> [PROMPT]: Scan the listing and work out how many lines contain the word "Common". Nothing but the number should be given.

> [DATA EXTRACT]:
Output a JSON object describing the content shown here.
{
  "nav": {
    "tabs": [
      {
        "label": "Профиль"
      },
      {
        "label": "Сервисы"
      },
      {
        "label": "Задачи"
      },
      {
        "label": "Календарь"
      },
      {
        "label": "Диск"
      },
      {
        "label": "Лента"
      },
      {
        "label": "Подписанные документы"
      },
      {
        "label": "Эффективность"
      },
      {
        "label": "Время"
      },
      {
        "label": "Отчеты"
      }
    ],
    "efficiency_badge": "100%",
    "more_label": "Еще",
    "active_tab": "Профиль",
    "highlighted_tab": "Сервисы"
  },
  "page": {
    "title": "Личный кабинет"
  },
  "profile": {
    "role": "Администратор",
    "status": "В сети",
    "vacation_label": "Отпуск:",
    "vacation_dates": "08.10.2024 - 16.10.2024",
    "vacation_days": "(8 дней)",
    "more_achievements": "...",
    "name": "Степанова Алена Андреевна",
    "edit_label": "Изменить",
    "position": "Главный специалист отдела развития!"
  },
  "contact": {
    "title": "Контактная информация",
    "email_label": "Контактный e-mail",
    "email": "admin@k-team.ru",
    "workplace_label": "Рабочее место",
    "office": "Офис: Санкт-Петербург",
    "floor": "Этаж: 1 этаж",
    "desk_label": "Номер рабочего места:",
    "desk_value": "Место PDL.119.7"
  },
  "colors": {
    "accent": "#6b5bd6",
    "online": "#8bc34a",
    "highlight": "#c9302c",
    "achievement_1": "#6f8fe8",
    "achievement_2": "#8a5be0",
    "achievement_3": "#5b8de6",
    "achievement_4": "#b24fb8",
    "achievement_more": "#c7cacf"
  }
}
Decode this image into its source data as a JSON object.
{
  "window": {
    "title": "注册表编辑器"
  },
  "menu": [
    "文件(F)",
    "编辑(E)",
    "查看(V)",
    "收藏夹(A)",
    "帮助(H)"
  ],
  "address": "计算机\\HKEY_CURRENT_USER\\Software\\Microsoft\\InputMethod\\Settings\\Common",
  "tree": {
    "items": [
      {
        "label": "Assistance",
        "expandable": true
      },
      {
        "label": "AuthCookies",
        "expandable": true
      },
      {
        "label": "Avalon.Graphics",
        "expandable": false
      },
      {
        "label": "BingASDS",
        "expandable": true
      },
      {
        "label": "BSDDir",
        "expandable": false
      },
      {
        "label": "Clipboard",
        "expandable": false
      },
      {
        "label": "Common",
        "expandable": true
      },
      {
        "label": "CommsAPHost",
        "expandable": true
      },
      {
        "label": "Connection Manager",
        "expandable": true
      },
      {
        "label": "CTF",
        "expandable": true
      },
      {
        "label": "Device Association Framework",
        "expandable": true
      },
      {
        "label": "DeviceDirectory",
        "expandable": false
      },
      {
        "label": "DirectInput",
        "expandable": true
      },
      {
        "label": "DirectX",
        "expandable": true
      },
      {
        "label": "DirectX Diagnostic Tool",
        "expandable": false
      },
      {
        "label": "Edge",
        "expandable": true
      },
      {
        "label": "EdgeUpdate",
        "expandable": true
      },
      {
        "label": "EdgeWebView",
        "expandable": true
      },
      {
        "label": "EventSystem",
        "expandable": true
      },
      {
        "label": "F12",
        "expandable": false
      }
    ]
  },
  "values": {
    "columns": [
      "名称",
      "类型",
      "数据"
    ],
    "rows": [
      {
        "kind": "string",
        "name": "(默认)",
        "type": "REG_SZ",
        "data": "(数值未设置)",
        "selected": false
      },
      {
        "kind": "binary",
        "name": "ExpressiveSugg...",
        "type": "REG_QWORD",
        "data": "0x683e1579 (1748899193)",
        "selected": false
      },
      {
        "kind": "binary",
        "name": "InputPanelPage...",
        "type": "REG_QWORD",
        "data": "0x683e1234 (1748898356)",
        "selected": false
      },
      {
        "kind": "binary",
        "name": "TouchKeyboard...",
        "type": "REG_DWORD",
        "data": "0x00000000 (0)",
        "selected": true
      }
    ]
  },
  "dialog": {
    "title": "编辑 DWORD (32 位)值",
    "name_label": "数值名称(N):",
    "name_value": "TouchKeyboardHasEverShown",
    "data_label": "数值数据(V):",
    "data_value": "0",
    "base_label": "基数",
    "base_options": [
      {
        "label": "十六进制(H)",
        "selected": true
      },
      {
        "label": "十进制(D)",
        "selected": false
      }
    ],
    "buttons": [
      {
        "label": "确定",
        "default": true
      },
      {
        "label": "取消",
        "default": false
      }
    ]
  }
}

> [RESULT FOR THIS TASK]: 2